(Record set begins)
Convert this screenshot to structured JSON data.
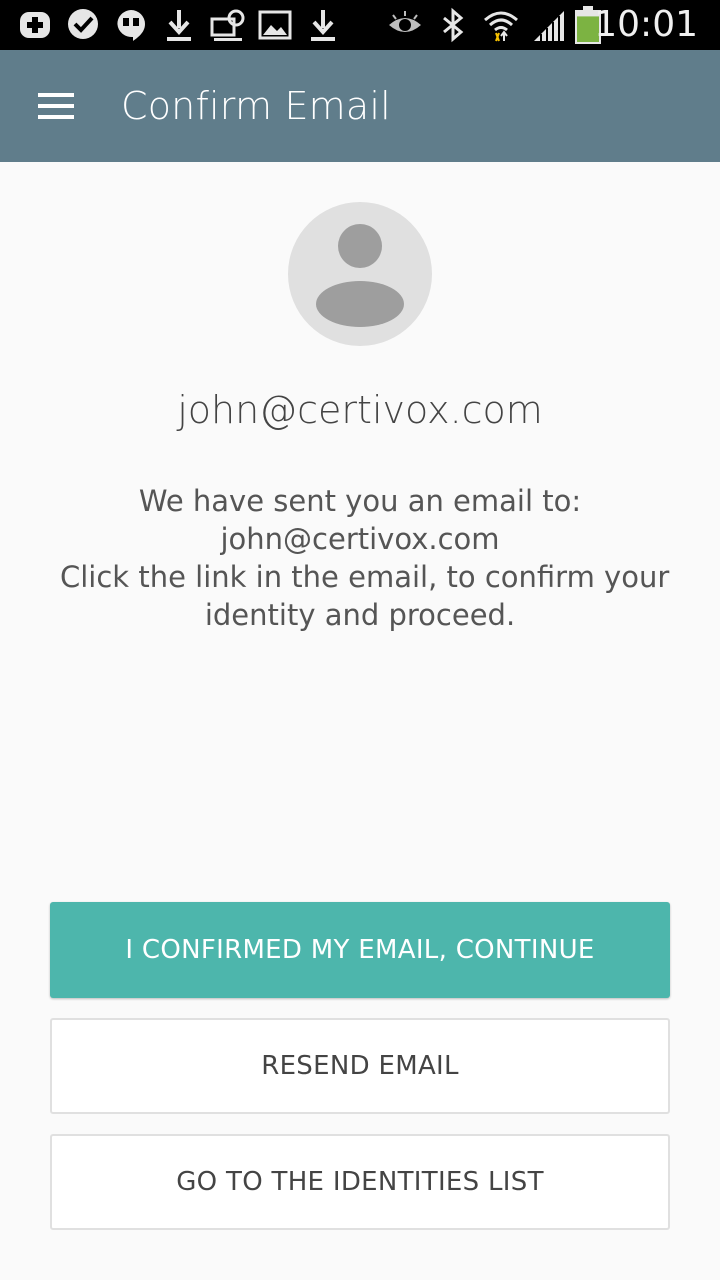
{
  "status_bar": {
    "time": "10:01",
    "icons": [
      "plus-shield-icon",
      "check-heart-icon",
      "hangouts-icon",
      "download-icon",
      "voicemail-icon",
      "image-icon",
      "download-icon",
      "eye-icon",
      "bluetooth-icon",
      "wifi-icon",
      "signal-icon",
      "battery-icon"
    ],
    "battery_level": 0.8
  },
  "app_bar": {
    "title": "Confirm Email",
    "menu_icon": "hamburger-menu-icon",
    "color": "#607d8b"
  },
  "profile": {
    "avatar_icon": "person-avatar-icon",
    "email": "john@certivox.com"
  },
  "message": {
    "line1": "We have sent you an email to:",
    "line2": "john@certivox.com",
    "line3": "Click the link in the email, to confirm your",
    "line4": "identity and proceed."
  },
  "buttons": {
    "confirm": "I CONFIRMED MY EMAIL, CONTINUE",
    "resend": "RESEND EMAIL",
    "identities": "GO TO THE IDENTITIES LIST"
  },
  "colors": {
    "accent": "#4db6ac",
    "app_bar": "#607d8b",
    "battery": "#7cb342"
  }
}
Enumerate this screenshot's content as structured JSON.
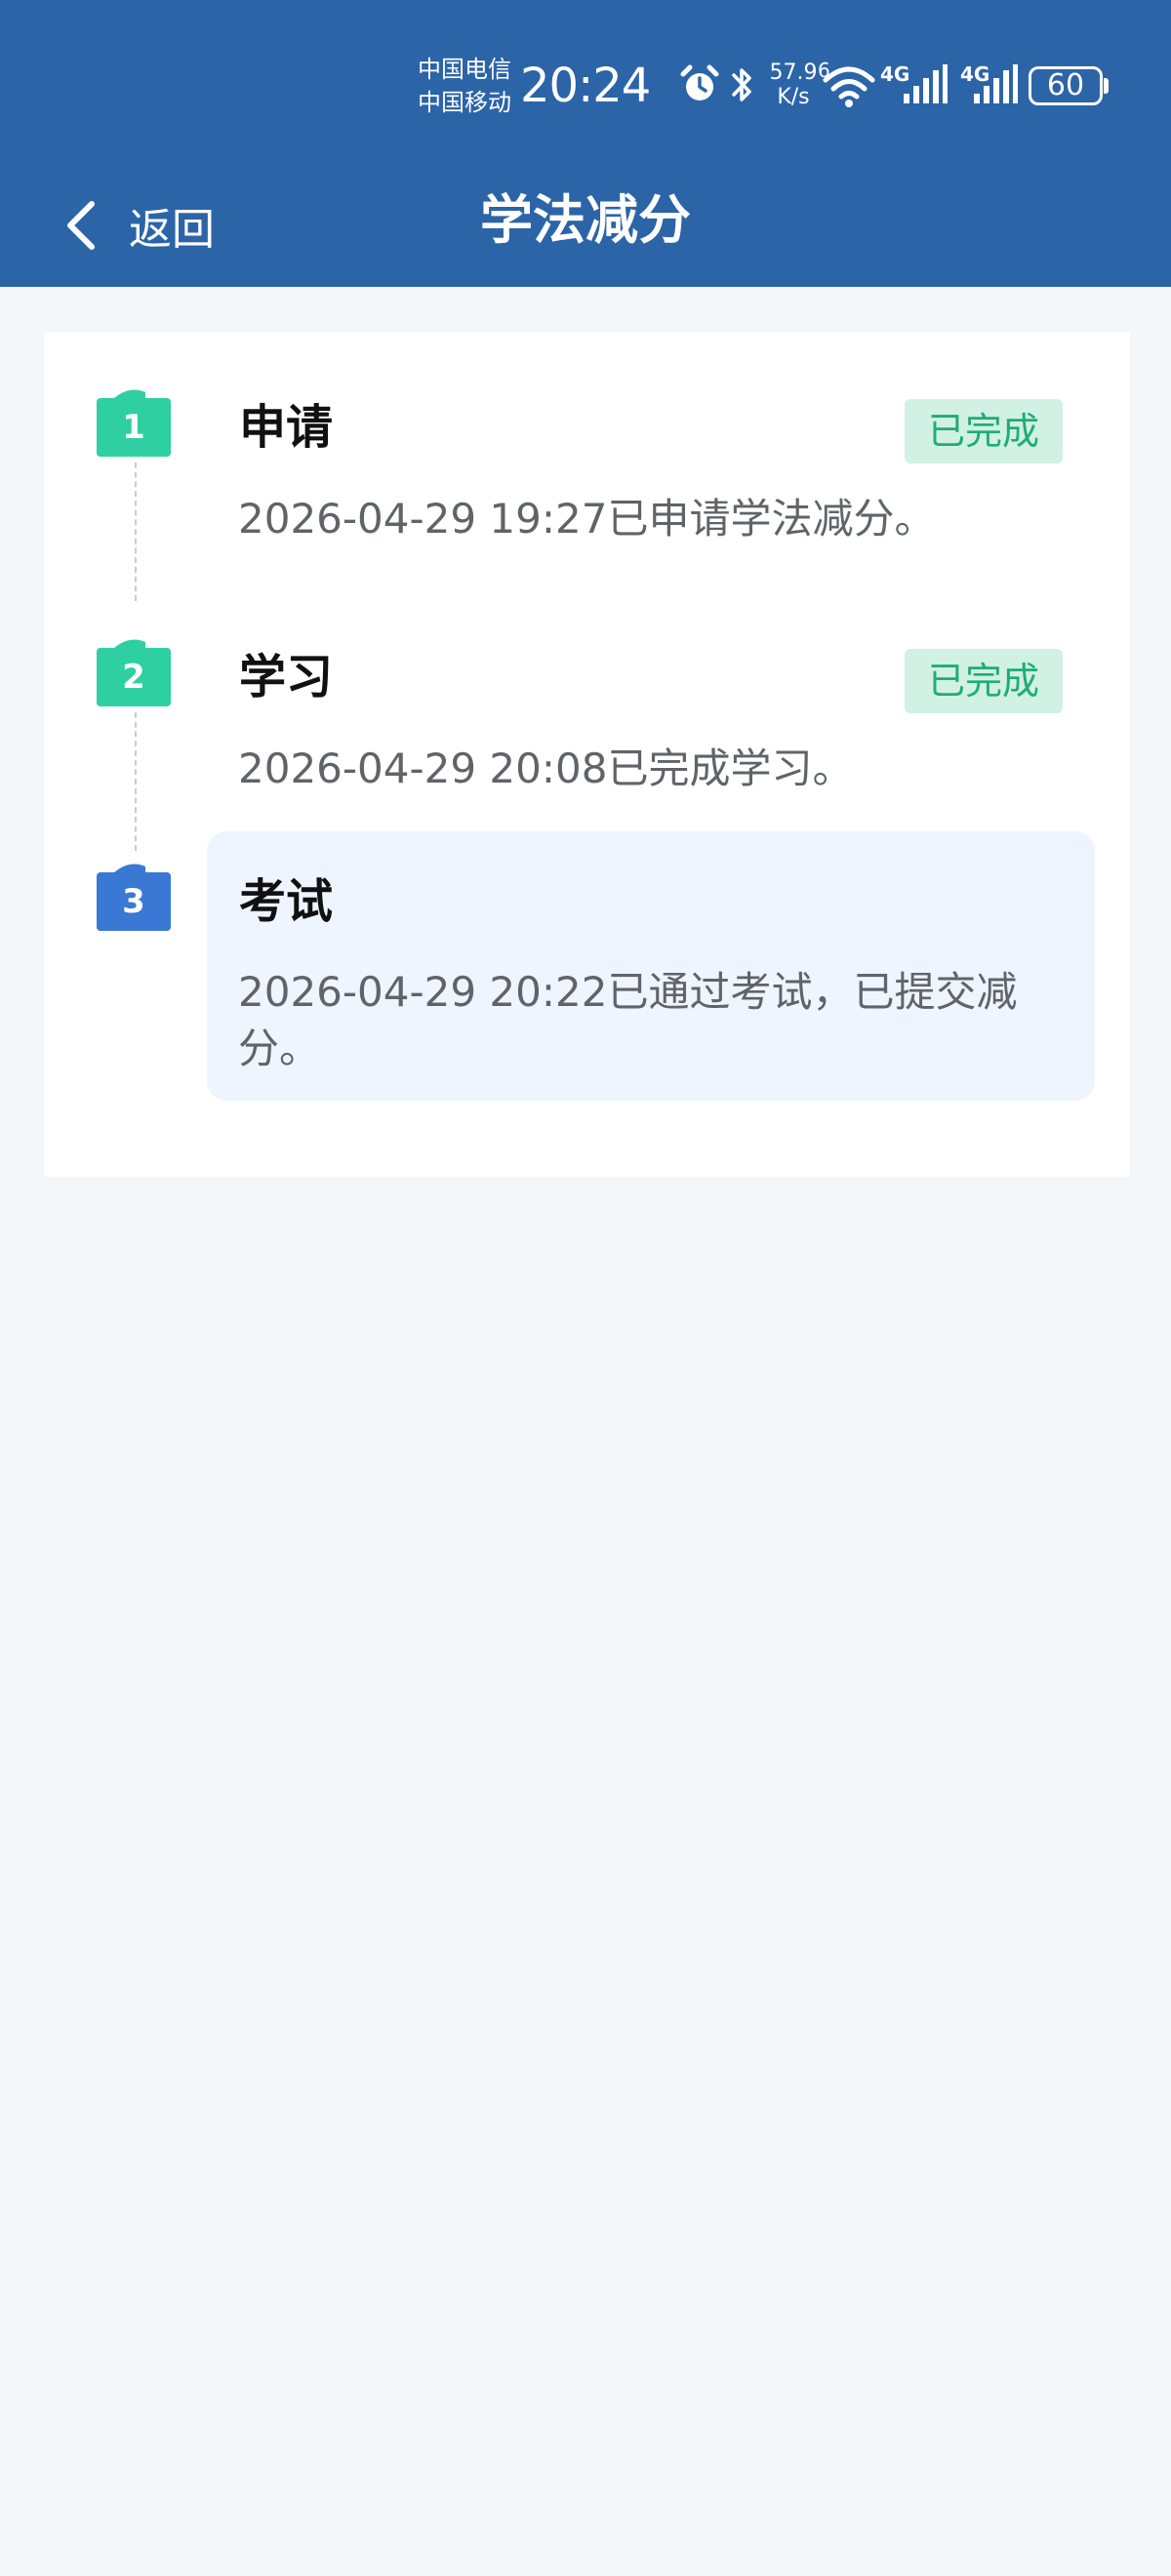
{
  "status_bar": {
    "carrier_1": "中国电信",
    "carrier_2": "中国移动",
    "time": "20:24",
    "net_speed_value": "57.9",
    "net_speed_unit": "K/s",
    "wifi_label": "6",
    "signal_1_label": "4G",
    "signal_2_label": "4G",
    "battery": "60",
    "icons": [
      "alarm-icon",
      "bluetooth-icon",
      "wifi-icon",
      "signal-icon",
      "signal-icon",
      "battery-icon"
    ]
  },
  "nav": {
    "back_label": "返回",
    "title": "学法减分"
  },
  "steps": [
    {
      "number": "1",
      "title": "申请",
      "status": "已完成",
      "description": "2026-04-29 19:27已申请学法减分。",
      "badge_color": "#2ecfa1"
    },
    {
      "number": "2",
      "title": "学习",
      "status": "已完成",
      "description": "2026-04-29 20:08已完成学习。",
      "badge_color": "#2ecfa1"
    },
    {
      "number": "3",
      "title": "考试",
      "status": "",
      "description": "2026-04-29 20:22已通过考试，已提交减分。",
      "badge_color": "#3a78d6"
    }
  ],
  "colors": {
    "header_bg": "#2c64a8",
    "page_bg": "#f3f7f9",
    "done_badge_bg": "#d0f1e4",
    "done_badge_text": "#20ad74",
    "active_step_bg": "#eef5fe"
  }
}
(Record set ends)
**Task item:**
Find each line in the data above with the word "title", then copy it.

**Task output:**
    "title": "Confirm Email",
    "title": "学法减分"
      "title": "申请",
      "title": "学习",
      "title": "考试",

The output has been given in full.